**DATASET ENTRIES:**
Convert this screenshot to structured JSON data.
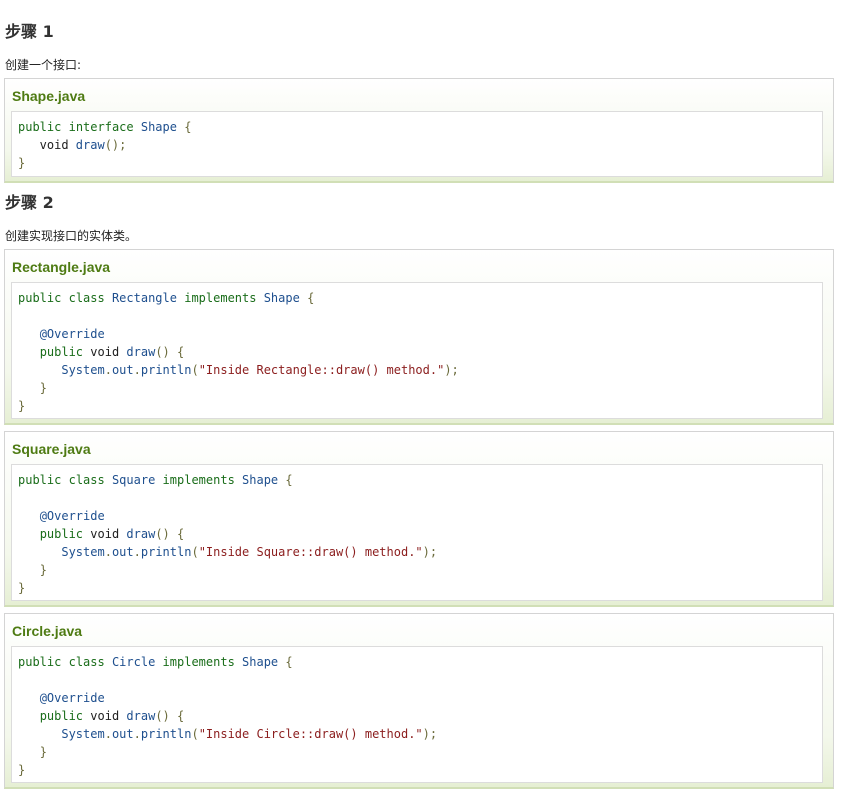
{
  "steps": [
    {
      "heading": "步骤 1",
      "description": "创建一个接口:",
      "files": [
        {
          "filename": "Shape.java",
          "lines": [
            [
              [
                "kw",
                "public"
              ],
              [
                "ty",
                " "
              ],
              [
                "kw",
                "interface"
              ],
              [
                "ty",
                " "
              ],
              [
                "cn",
                "Shape"
              ],
              [
                "ty",
                " "
              ],
              [
                "pn",
                "{"
              ]
            ],
            [
              [
                "ty",
                "   void "
              ],
              [
                "fn",
                "draw"
              ],
              [
                "pn",
                "();"
              ]
            ],
            [
              [
                "pn",
                "}"
              ]
            ]
          ]
        }
      ]
    },
    {
      "heading": "步骤 2",
      "description": "创建实现接口的实体类。",
      "files": [
        {
          "filename": "Rectangle.java",
          "lines": [
            [
              [
                "kw",
                "public"
              ],
              [
                "ty",
                " "
              ],
              [
                "kw",
                "class"
              ],
              [
                "ty",
                " "
              ],
              [
                "cn",
                "Rectangle"
              ],
              [
                "ty",
                " "
              ],
              [
                "kw",
                "implements"
              ],
              [
                "ty",
                " "
              ],
              [
                "cn",
                "Shape"
              ],
              [
                "ty",
                " "
              ],
              [
                "pn",
                "{"
              ]
            ],
            [],
            [
              [
                "ty",
                "   "
              ],
              [
                "an",
                "@Override"
              ]
            ],
            [
              [
                "ty",
                "   "
              ],
              [
                "kw",
                "public"
              ],
              [
                "ty",
                " void "
              ],
              [
                "fn",
                "draw"
              ],
              [
                "pn",
                "() {"
              ]
            ],
            [
              [
                "ty",
                "      "
              ],
              [
                "cn",
                "System"
              ],
              [
                "pn",
                "."
              ],
              [
                "cn",
                "out"
              ],
              [
                "pn",
                "."
              ],
              [
                "fn",
                "println"
              ],
              [
                "pn",
                "("
              ],
              [
                "st",
                "\"Inside Rectangle::draw() method.\""
              ],
              [
                "pn",
                ");"
              ]
            ],
            [
              [
                "ty",
                "   "
              ],
              [
                "pn",
                "}"
              ]
            ],
            [
              [
                "pn",
                "}"
              ]
            ]
          ]
        },
        {
          "filename": "Square.java",
          "lines": [
            [
              [
                "kw",
                "public"
              ],
              [
                "ty",
                " "
              ],
              [
                "kw",
                "class"
              ],
              [
                "ty",
                " "
              ],
              [
                "cn",
                "Square"
              ],
              [
                "ty",
                " "
              ],
              [
                "kw",
                "implements"
              ],
              [
                "ty",
                " "
              ],
              [
                "cn",
                "Shape"
              ],
              [
                "ty",
                " "
              ],
              [
                "pn",
                "{"
              ]
            ],
            [],
            [
              [
                "ty",
                "   "
              ],
              [
                "an",
                "@Override"
              ]
            ],
            [
              [
                "ty",
                "   "
              ],
              [
                "kw",
                "public"
              ],
              [
                "ty",
                " void "
              ],
              [
                "fn",
                "draw"
              ],
              [
                "pn",
                "() {"
              ]
            ],
            [
              [
                "ty",
                "      "
              ],
              [
                "cn",
                "System"
              ],
              [
                "pn",
                "."
              ],
              [
                "cn",
                "out"
              ],
              [
                "pn",
                "."
              ],
              [
                "fn",
                "println"
              ],
              [
                "pn",
                "("
              ],
              [
                "st",
                "\"Inside Square::draw() method.\""
              ],
              [
                "pn",
                ");"
              ]
            ],
            [
              [
                "ty",
                "   "
              ],
              [
                "pn",
                "}"
              ]
            ],
            [
              [
                "pn",
                "}"
              ]
            ]
          ]
        },
        {
          "filename": "Circle.java",
          "lines": [
            [
              [
                "kw",
                "public"
              ],
              [
                "ty",
                " "
              ],
              [
                "kw",
                "class"
              ],
              [
                "ty",
                " "
              ],
              [
                "cn",
                "Circle"
              ],
              [
                "ty",
                " "
              ],
              [
                "kw",
                "implements"
              ],
              [
                "ty",
                " "
              ],
              [
                "cn",
                "Shape"
              ],
              [
                "ty",
                " "
              ],
              [
                "pn",
                "{"
              ]
            ],
            [],
            [
              [
                "ty",
                "   "
              ],
              [
                "an",
                "@Override"
              ]
            ],
            [
              [
                "ty",
                "   "
              ],
              [
                "kw",
                "public"
              ],
              [
                "ty",
                " void "
              ],
              [
                "fn",
                "draw"
              ],
              [
                "pn",
                "() {"
              ]
            ],
            [
              [
                "ty",
                "      "
              ],
              [
                "cn",
                "System"
              ],
              [
                "pn",
                "."
              ],
              [
                "cn",
                "out"
              ],
              [
                "pn",
                "."
              ],
              [
                "fn",
                "println"
              ],
              [
                "pn",
                "("
              ],
              [
                "st",
                "\"Inside Circle::draw() method.\""
              ],
              [
                "pn",
                ");"
              ]
            ],
            [
              [
                "ty",
                "   "
              ],
              [
                "pn",
                "}"
              ]
            ],
            [
              [
                "pn",
                "}"
              ]
            ]
          ]
        }
      ]
    }
  ]
}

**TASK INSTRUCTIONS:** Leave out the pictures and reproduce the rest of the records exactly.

**COMPLETED TASK:**
Convert this screenshot to structured JSON data.
{
  "steps": [
    {
      "heading": "步骤 1",
      "description": "创建一个接口:",
      "files": [
        {
          "filename": "Shape.java",
          "lines": [
            [
              [
                "kw",
                "public"
              ],
              [
                "ty",
                " "
              ],
              [
                "kw",
                "interface"
              ],
              [
                "ty",
                " "
              ],
              [
                "cn",
                "Shape"
              ],
              [
                "ty",
                " "
              ],
              [
                "pn",
                "{"
              ]
            ],
            [
              [
                "ty",
                "   void "
              ],
              [
                "fn",
                "draw"
              ],
              [
                "pn",
                "();"
              ]
            ],
            [
              [
                "pn",
                "}"
              ]
            ]
          ]
        }
      ]
    },
    {
      "heading": "步骤 2",
      "description": "创建实现接口的实体类。",
      "files": [
        {
          "filename": "Rectangle.java",
          "lines": [
            [
              [
                "kw",
                "public"
              ],
              [
                "ty",
                " "
              ],
              [
                "kw",
                "class"
              ],
              [
                "ty",
                " "
              ],
              [
                "cn",
                "Rectangle"
              ],
              [
                "ty",
                " "
              ],
              [
                "kw",
                "implements"
              ],
              [
                "ty",
                " "
              ],
              [
                "cn",
                "Shape"
              ],
              [
                "ty",
                " "
              ],
              [
                "pn",
                "{"
              ]
            ],
            [],
            [
              [
                "ty",
                "   "
              ],
              [
                "an",
                "@Override"
              ]
            ],
            [
              [
                "ty",
                "   "
              ],
              [
                "kw",
                "public"
              ],
              [
                "ty",
                " void "
              ],
              [
                "fn",
                "draw"
              ],
              [
                "pn",
                "() {"
              ]
            ],
            [
              [
                "ty",
                "      "
              ],
              [
                "cn",
                "System"
              ],
              [
                "pn",
                "."
              ],
              [
                "cn",
                "out"
              ],
              [
                "pn",
                "."
              ],
              [
                "fn",
                "println"
              ],
              [
                "pn",
                "("
              ],
              [
                "st",
                "\"Inside Rectangle::draw() method.\""
              ],
              [
                "pn",
                ");"
              ]
            ],
            [
              [
                "ty",
                "   "
              ],
              [
                "pn",
                "}"
              ]
            ],
            [
              [
                "pn",
                "}"
              ]
            ]
          ]
        },
        {
          "filename": "Square.java",
          "lines": [
            [
              [
                "kw",
                "public"
              ],
              [
                "ty",
                " "
              ],
              [
                "kw",
                "class"
              ],
              [
                "ty",
                " "
              ],
              [
                "cn",
                "Square"
              ],
              [
                "ty",
                " "
              ],
              [
                "kw",
                "implements"
              ],
              [
                "ty",
                " "
              ],
              [
                "cn",
                "Shape"
              ],
              [
                "ty",
                " "
              ],
              [
                "pn",
                "{"
              ]
            ],
            [],
            [
              [
                "ty",
                "   "
              ],
              [
                "an",
                "@Override"
              ]
            ],
            [
              [
                "ty",
                "   "
              ],
              [
                "kw",
                "public"
              ],
              [
                "ty",
                " void "
              ],
              [
                "fn",
                "draw"
              ],
              [
                "pn",
                "() {"
              ]
            ],
            [
              [
                "ty",
                "      "
              ],
              [
                "cn",
                "System"
              ],
              [
                "pn",
                "."
              ],
              [
                "cn",
                "out"
              ],
              [
                "pn",
                "."
              ],
              [
                "fn",
                "println"
              ],
              [
                "pn",
                "("
              ],
              [
                "st",
                "\"Inside Square::draw() method.\""
              ],
              [
                "pn",
                ");"
              ]
            ],
            [
              [
                "ty",
                "   "
              ],
              [
                "pn",
                "}"
              ]
            ],
            [
              [
                "pn",
                "}"
              ]
            ]
          ]
        },
        {
          "filename": "Circle.java",
          "lines": [
            [
              [
                "kw",
                "public"
              ],
              [
                "ty",
                " "
              ],
              [
                "kw",
                "class"
              ],
              [
                "ty",
                " "
              ],
              [
                "cn",
                "Circle"
              ],
              [
                "ty",
                " "
              ],
              [
                "kw",
                "implements"
              ],
              [
                "ty",
                " "
              ],
              [
                "cn",
                "Shape"
              ],
              [
                "ty",
                " "
              ],
              [
                "pn",
                "{"
              ]
            ],
            [],
            [
              [
                "ty",
                "   "
              ],
              [
                "an",
                "@Override"
              ]
            ],
            [
              [
                "ty",
                "   "
              ],
              [
                "kw",
                "public"
              ],
              [
                "ty",
                " void "
              ],
              [
                "fn",
                "draw"
              ],
              [
                "pn",
                "() {"
              ]
            ],
            [
              [
                "ty",
                "      "
              ],
              [
                "cn",
                "System"
              ],
              [
                "pn",
                "."
              ],
              [
                "cn",
                "out"
              ],
              [
                "pn",
                "."
              ],
              [
                "fn",
                "println"
              ],
              [
                "pn",
                "("
              ],
              [
                "st",
                "\"Inside Circle::draw() method.\""
              ],
              [
                "pn",
                ");"
              ]
            ],
            [
              [
                "ty",
                "   "
              ],
              [
                "pn",
                "}"
              ]
            ],
            [
              [
                "pn",
                "}"
              ]
            ]
          ]
        }
      ]
    }
  ]
}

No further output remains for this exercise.